## Material for this task

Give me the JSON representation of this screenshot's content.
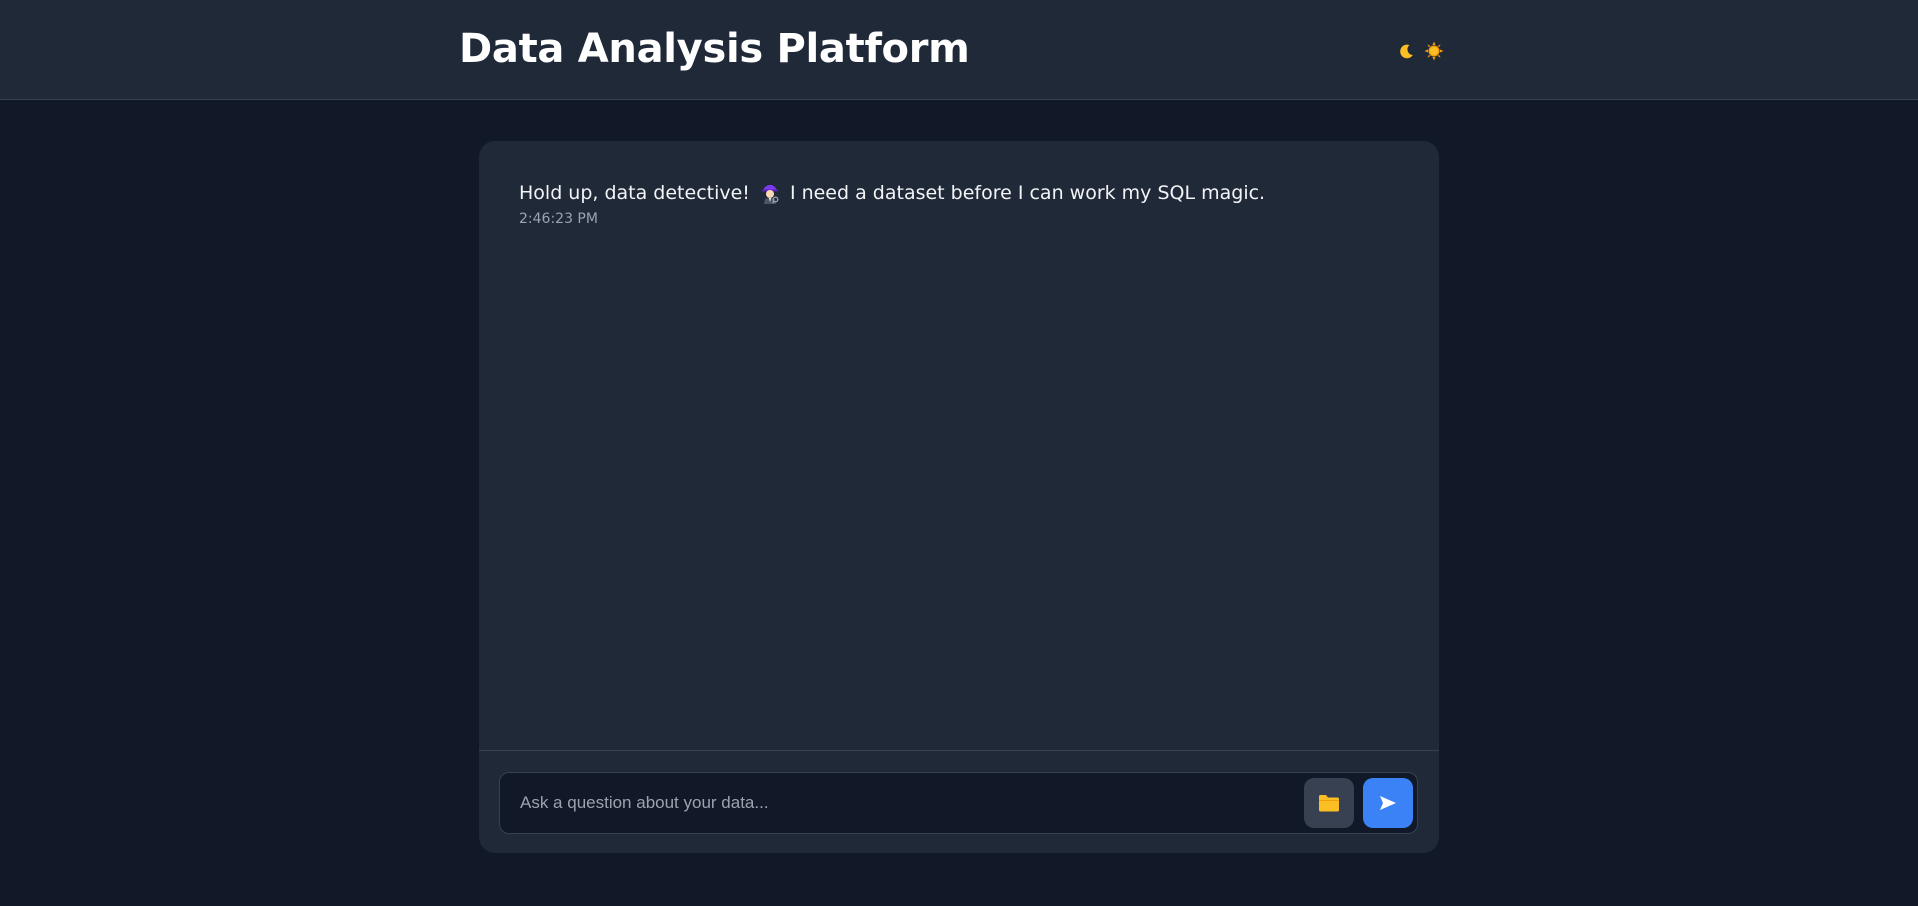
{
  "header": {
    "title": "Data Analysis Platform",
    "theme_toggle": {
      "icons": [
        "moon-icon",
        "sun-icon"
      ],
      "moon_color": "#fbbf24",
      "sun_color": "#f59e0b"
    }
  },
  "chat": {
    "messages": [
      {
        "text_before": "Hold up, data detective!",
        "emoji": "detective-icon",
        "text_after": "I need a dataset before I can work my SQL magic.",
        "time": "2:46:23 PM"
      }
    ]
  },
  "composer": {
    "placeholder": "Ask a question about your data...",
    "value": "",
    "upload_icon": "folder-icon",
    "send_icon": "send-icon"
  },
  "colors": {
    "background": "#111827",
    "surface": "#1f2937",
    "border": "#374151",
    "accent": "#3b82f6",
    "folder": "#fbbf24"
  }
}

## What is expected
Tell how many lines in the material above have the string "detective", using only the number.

## Solution below
2